Items from an interface collection:
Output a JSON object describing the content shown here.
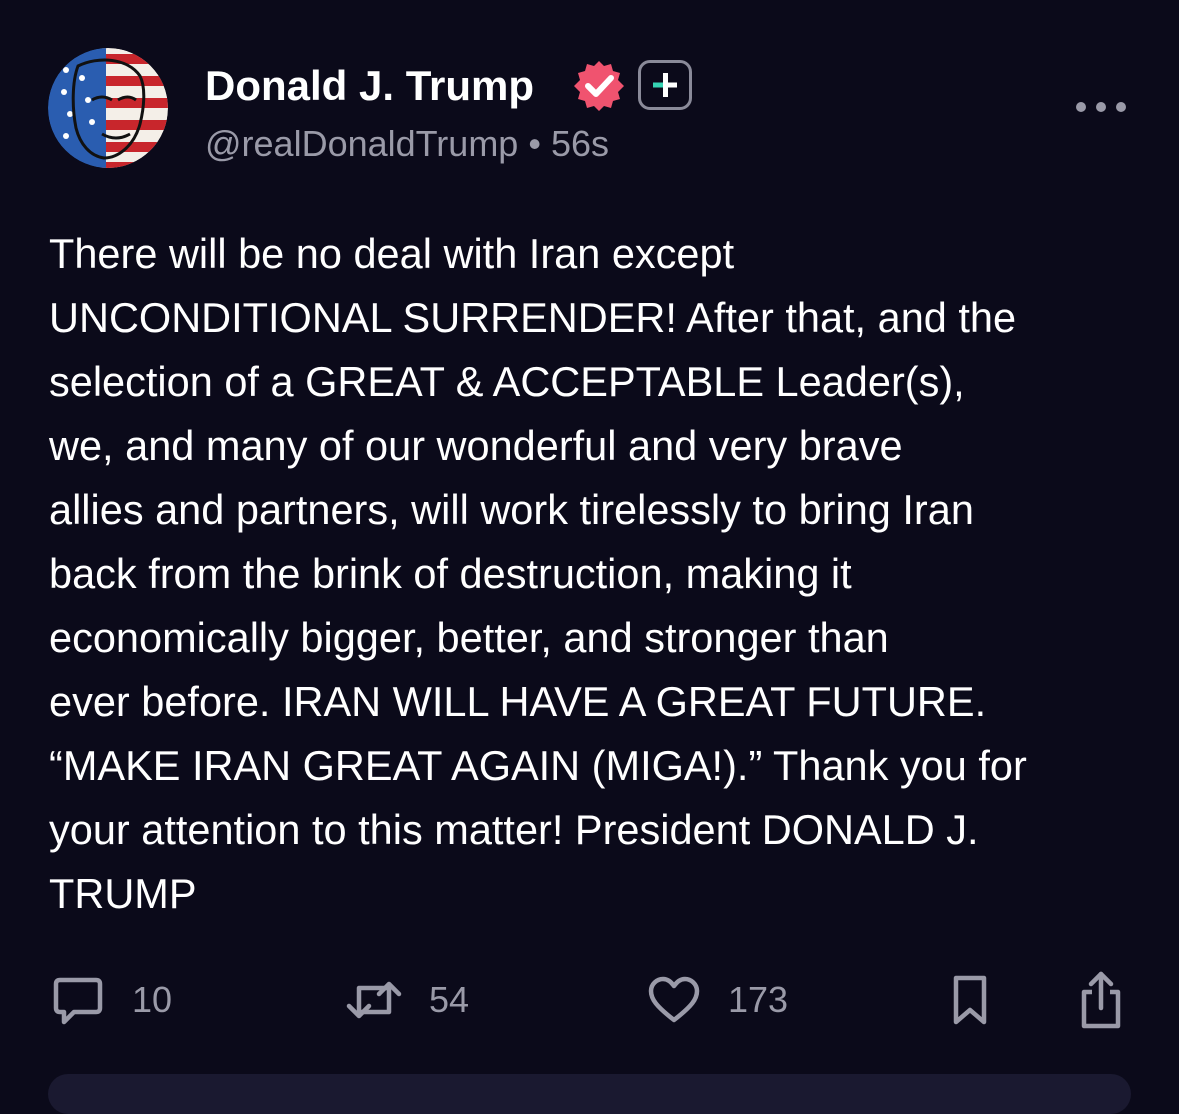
{
  "post": {
    "author_name": "Donald J. Trump",
    "handle": "@realDonaldTrump",
    "separator": "•",
    "time": "56s",
    "body": "There will be no deal with Iran except\nUNCONDITIONAL SURRENDER! After that, and the\nselection of a GREAT & ACCEPTABLE Leader(s),\nwe, and many of our wonderful and very brave\nallies and partners, will work tirelessly to bring Iran\nback from the brink of destruction, making it\neconomically bigger, better, and stronger than\never before. IRAN WILL HAVE A GREAT FUTURE.\n“MAKE IRAN GREAT AGAIN (MIGA!).” Thank you for\nyour attention to this matter! President DONALD J.\nTRUMP"
  },
  "actions": {
    "replies": "10",
    "reposts": "54",
    "likes": "173"
  },
  "icons": {
    "verified": "verified-badge-icon",
    "plus": "plus-badge-icon",
    "more": "more-options-icon",
    "reply": "reply-icon",
    "repost": "repost-icon",
    "like": "heart-icon",
    "bookmark": "bookmark-icon",
    "share": "share-icon"
  },
  "colors": {
    "background": "#0b0a1a",
    "text": "#ffffff",
    "muted": "#9a9aa8",
    "verified": "#f0536f",
    "plus_accent": "#36d4b4"
  }
}
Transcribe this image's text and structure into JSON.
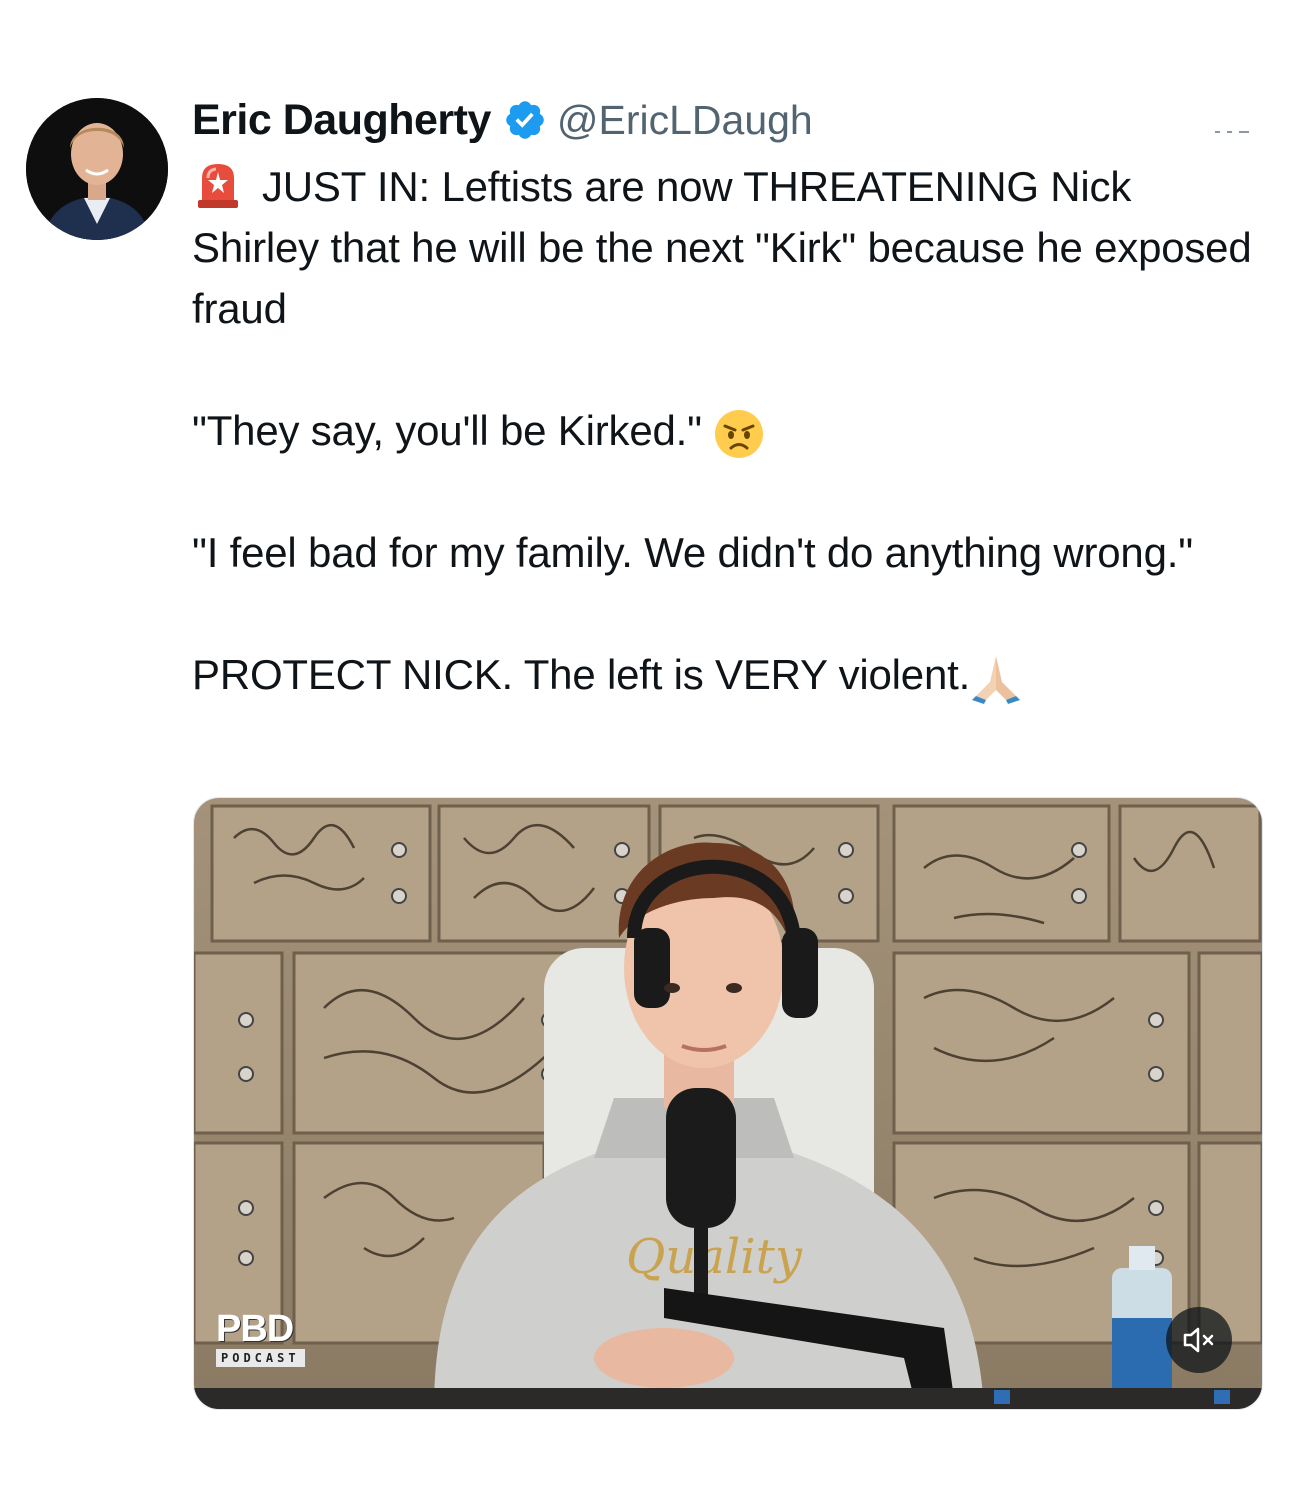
{
  "author": {
    "display_name": "Eric Daugherty",
    "handle": "@EricLDaugh",
    "verified": true,
    "verified_color": "#1d9bf0"
  },
  "tweet": {
    "line1": "JUST IN: Leftists are now THREATENING Nick Shirley that he will be the next \"Kirk\" because he exposed fraud",
    "quote1": "\"They say, you'll be Kirked.\"",
    "quote2": "\"I feel bad for my family. We didn't do anything wrong.\"",
    "closing": "PROTECT NICK. The left is VERY violent.",
    "icons": [
      "siren-icon",
      "angry-face-icon",
      "folded-hands-icon"
    ]
  },
  "media": {
    "type": "video",
    "logo_title": "PBD",
    "logo_subtitle": "PODCAST",
    "mute_icon": "speaker-muted-icon"
  },
  "colors": {
    "text": "#0f1419",
    "secondary": "#536471",
    "accent": "#1d9bf0"
  }
}
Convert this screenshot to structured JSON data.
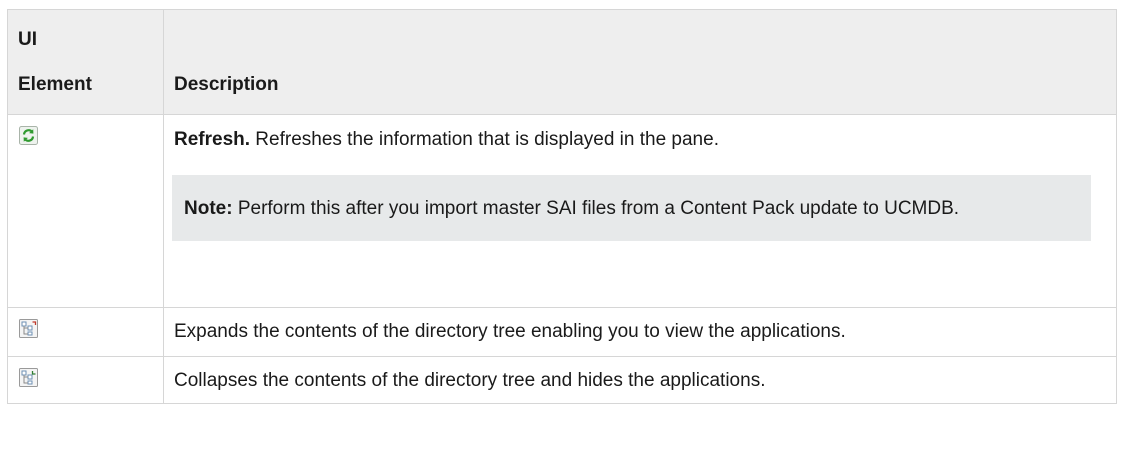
{
  "header": {
    "col1_line1": "UI",
    "col1_line2": "Element",
    "col2": "Description"
  },
  "rows": [
    {
      "icon": "refresh-icon",
      "title": "Refresh.",
      "text": " Refreshes the information that is displayed in the pane.",
      "note_label": "Note:",
      "note_text": " Perform this after you import master SAI files from a Content Pack update to UCMDB."
    },
    {
      "icon": "expand-tree-icon",
      "text": "Expands the contents of the directory tree enabling you to view the applications."
    },
    {
      "icon": "collapse-tree-icon",
      "text": "Collapses the contents of the directory tree and hides the applications."
    }
  ],
  "colors": {
    "header_bg": "#eeeeee",
    "note_bg": "#e7e9ea",
    "border": "#d6d6d6"
  }
}
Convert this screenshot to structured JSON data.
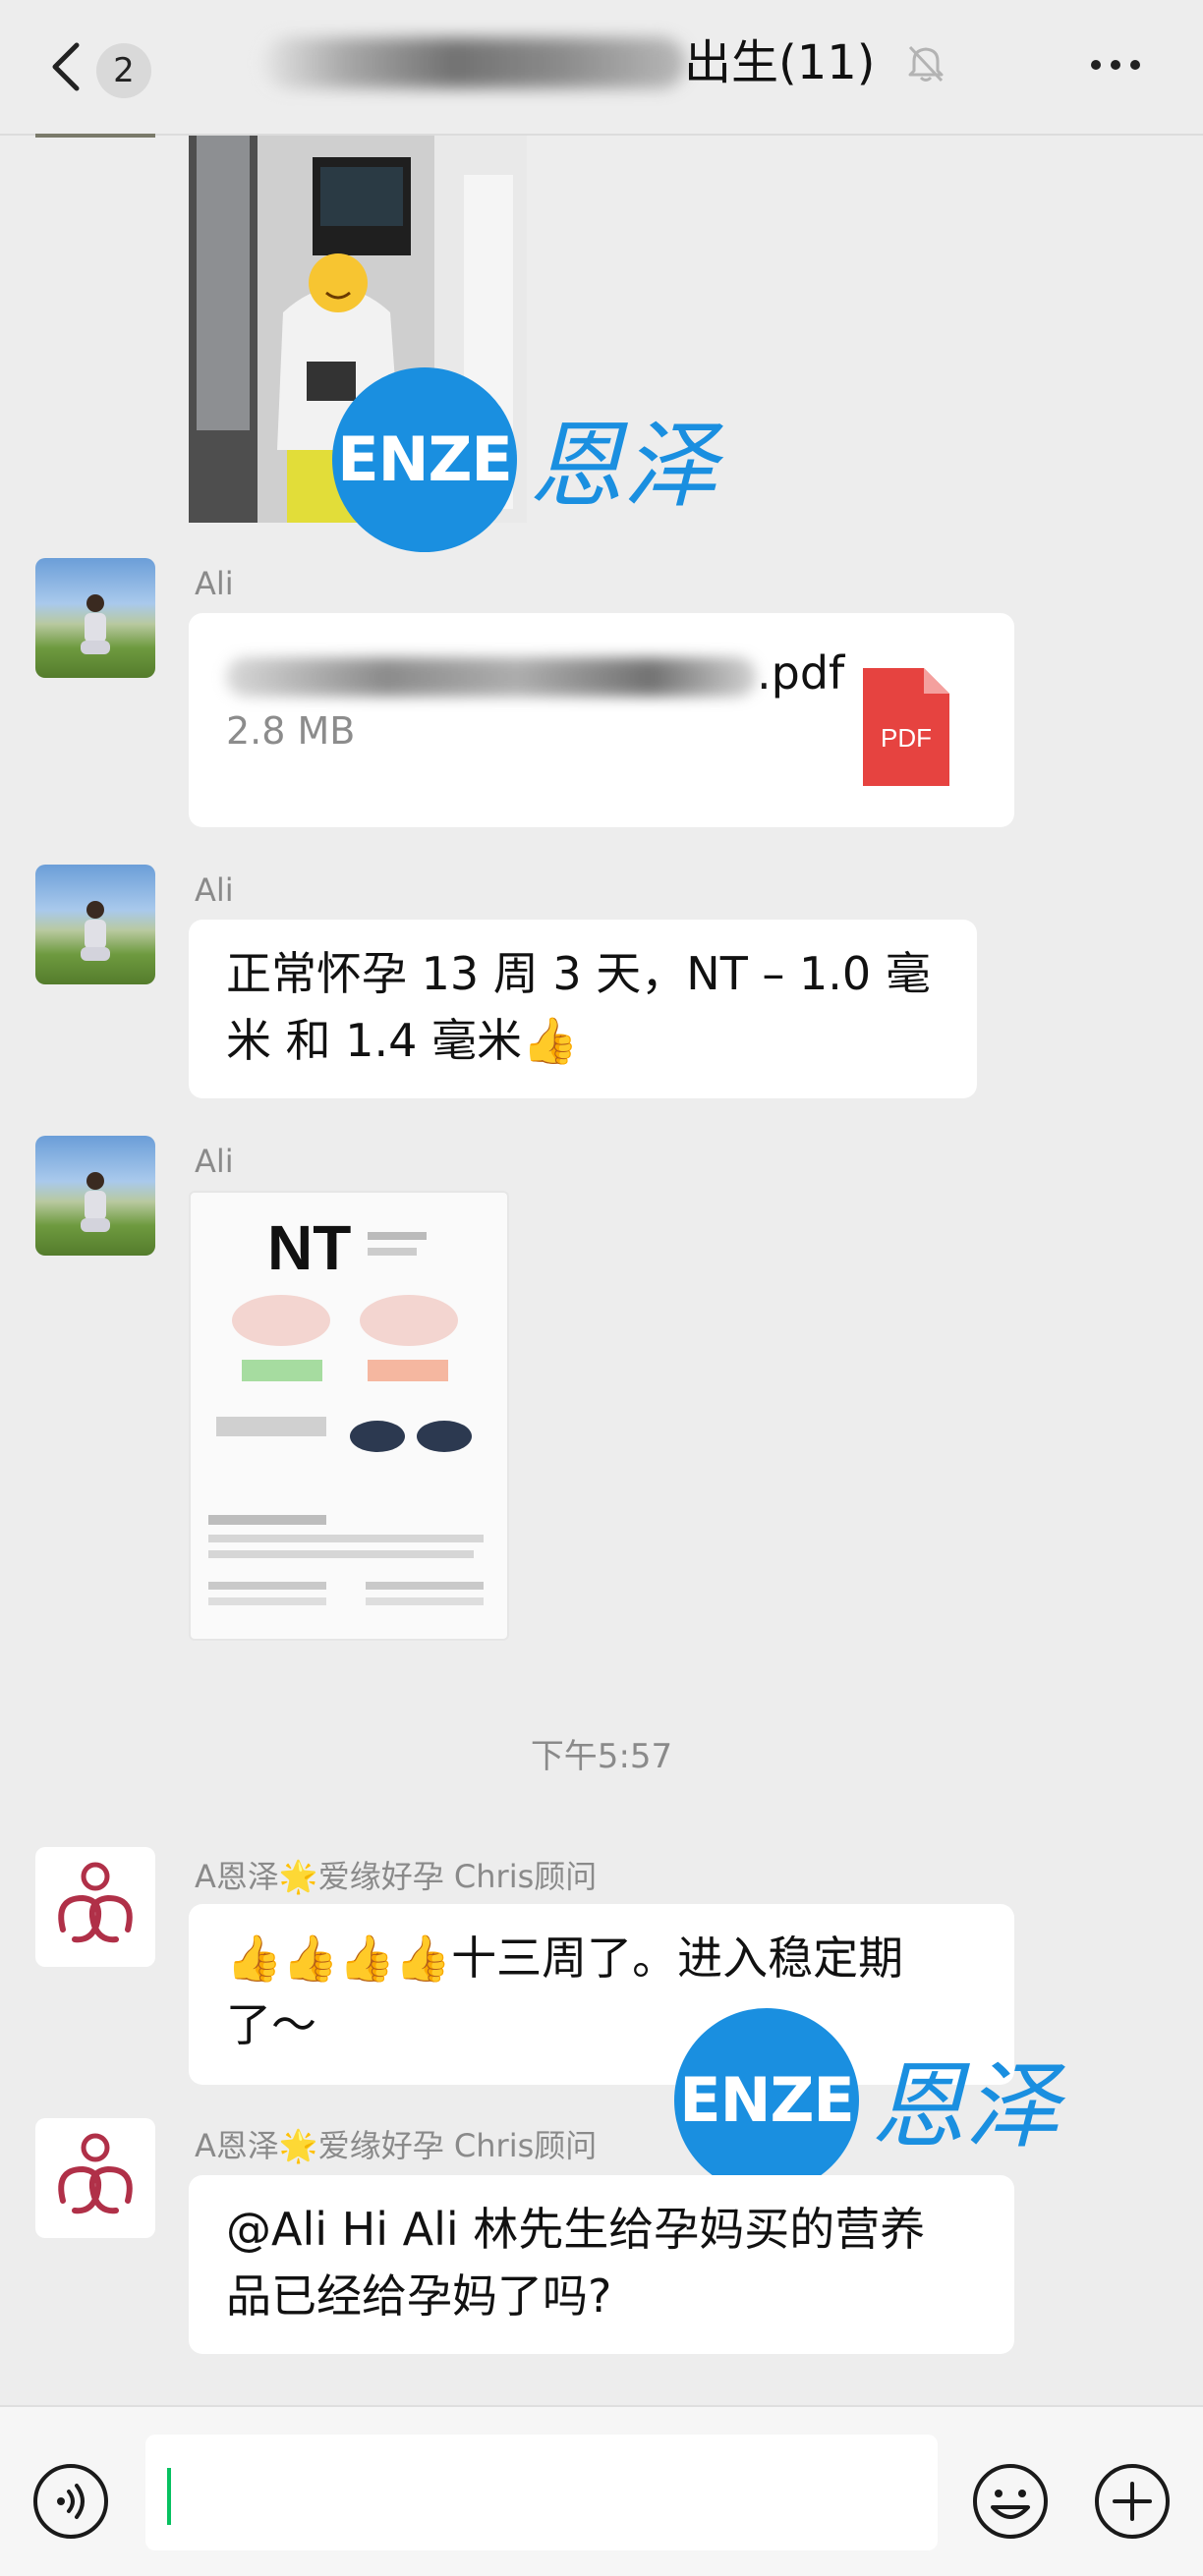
{
  "header": {
    "back_badge": "2",
    "title_visible": "出生(11)"
  },
  "messages": [
    {
      "sender": "Ali",
      "type": "file",
      "file_name_visible": ".pdf",
      "file_size": "2.8 MB",
      "file_icon_label": "PDF"
    },
    {
      "sender": "Ali",
      "type": "text",
      "lines": [
        "正常怀孕 13 周 3 天，NT – 1.0 毫",
        "米 和 1.4 毫米👍"
      ]
    },
    {
      "sender": "Ali",
      "type": "image",
      "card_title": "NT"
    },
    {
      "sender": "A恩泽🌟爱缘好孕 Chris顾问",
      "type": "text",
      "lines": [
        "👍👍👍👍十三周了。进入稳定期",
        "了～"
      ]
    },
    {
      "sender": "A恩泽🌟爱缘好孕 Chris顾问",
      "type": "text",
      "lines": [
        "@Ali Hi Ali 林先生给孕妈买的营养",
        "品已经给孕妈了吗?"
      ]
    }
  ],
  "timestamp": "下午5:57",
  "watermark": {
    "circle_text": "ENZE",
    "cn_text": "恩泽"
  },
  "input": {
    "value": ""
  },
  "colors": {
    "background": "#ededed",
    "bubble": "#ffffff",
    "watermark": "#1a8fe0",
    "pdf": "#e64340",
    "caret": "#07c160"
  }
}
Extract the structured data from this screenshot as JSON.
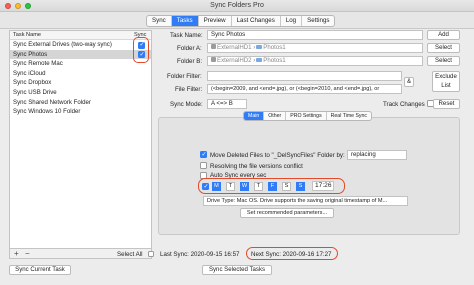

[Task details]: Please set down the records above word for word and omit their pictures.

[Response to the exercise]:
Output a JSON object describing the content shown here.
{
  "post": {
    "author_name": "Donald J. Trump",
    "handle": "@realDonaldTrump",
    "separator": "•",
    "time": "56s",
    "body": "There will be no deal with Iran except\nUNCONDITIONAL SURRENDER! After that, and the\nselection of a GREAT & ACCEPTABLE Leader(s),\nwe, and many of our wonderful and very brave\nallies and partners, will work tirelessly to bring Iran\nback from the brink of destruction, making it\neconomically bigger, better, and stronger than\never before. IRAN WILL HAVE A GREAT FUTURE.\n“MAKE IRAN GREAT AGAIN (MIGA!).” Thank you for\nyour attention to this matter! President DONALD J.\nTRUMP"
  },
  "actions": {
    "replies": "10",
    "reposts": "54",
    "likes": "173"
  },
  "icons": {
    "verified": "verified-badge-icon",
    "plus": "plus-badge-icon",
    "more": "more-options-icon",
    "reply": "reply-icon",
    "repost": "repost-icon",
    "like": "heart-icon",
    "bookmark": "bookmark-icon",
    "share": "share-icon"
  },
  "colors": {
    "background": "#0b0a1a",
    "text": "#ffffff",
    "muted": "#9a9aa8",
    "verified": "#f0536f",
    "plus_accent": "#36d4b4"
  }
}
Transcribe this image's text and structure into JSON.
{
  "author": {
    "display_name": "Eric Daugherty",
    "handle": "@EricLDaugh",
    "verified": true,
    "verified_color": "#1d9bf0"
  },
  "tweet": {
    "line1": "JUST IN: Leftists are now THREATENING Nick Shirley that he will be the next \"Kirk\" because he exposed fraud",
    "quote1": "\"They say, you'll be Kirked.\"",
    "quote2": "\"I feel bad for my family. We didn't do anything wrong.\"",
    "closing": "PROTECT NICK. The left is VERY violent.",
    "icons": [
      "siren-icon",
      "angry-face-icon",
      "folded-hands-icon"
    ]
  },
  "media": {
    "type": "video",
    "logo_title": "PBD",
    "logo_subtitle": "PODCAST",
    "mute_icon": "speaker-muted-icon"
  },
  "colors": {
    "text": "#0f1419",
    "secondary": "#536471",
    "accent": "#1d9bf0"
  }
}
Convert this screenshot to structured JSON data.
{
  "header": {
    "col1_line1": "UI",
    "col1_line2": "Element",
    "col2": "Description"
  },
  "rows": [
    {
      "icon": "refresh-icon",
      "title": "Refresh.",
      "text": " Refreshes the information that is displayed in the pane.",
      "note_label": "Note:",
      "note_text": " Perform this after you import master SAI files from a Content Pack update to UCMDB."
    },
    {
      "icon": "expand-tree-icon",
      "text": "Expands the contents of the directory tree enabling you to view the applications."
    },
    {
      "icon": "collapse-tree-icon",
      "text": "Collapses the contents of the directory tree and hides the applications."
    }
  ],
  "colors": {
    "header_bg": "#eeeeee",
    "note_bg": "#e7e9ea",
    "border": "#d6d6d6"
  }
}
Convert this screenshot to structured JSON data.
{
  "header": {
    "back_badge": "2",
    "title_visible": "出生(11)"
  },
  "messages": [
    {
      "sender": "Ali",
      "type": "file",
      "file_name_visible": ".pdf",
      "file_size": "2.8 MB",
      "file_icon_label": "PDF"
    },
    {
      "sender": "Ali",
      "type": "text",
      "lines": [
        "正常怀孕 13 周 3 天，NT – 1.0 毫",
        "米 和 1.4 毫米👍"
      ]
    },
    {
      "sender": "Ali",
      "type": "image",
      "card_title": "NT"
    },
    {
      "sender": "A恩泽🌟爱缘好孕 Chris顾问",
      "type": "text",
      "lines": [
        "👍👍👍👍十三周了。进入稳定期",
        "了～"
      ]
    },
    {
      "sender": "A恩泽🌟爱缘好孕 Chris顾问",
      "type": "text",
      "lines": [
        "@Ali Hi Ali 林先生给孕妈买的营养",
        "品已经给孕妈了吗?"
      ]
    }
  ],
  "timestamp": "下午5:57",
  "watermark": {
    "circle_text": "ENZE",
    "cn_text": "恩泽"
  },
  "input": {
    "value": ""
  },
  "colors": {
    "background": "#ededed",
    "bubble": "#ffffff",
    "watermark": "#1a8fe0",
    "pdf": "#e64340",
    "caret": "#07c160"
  }
}
Extract the structured data from this screenshot as JSON.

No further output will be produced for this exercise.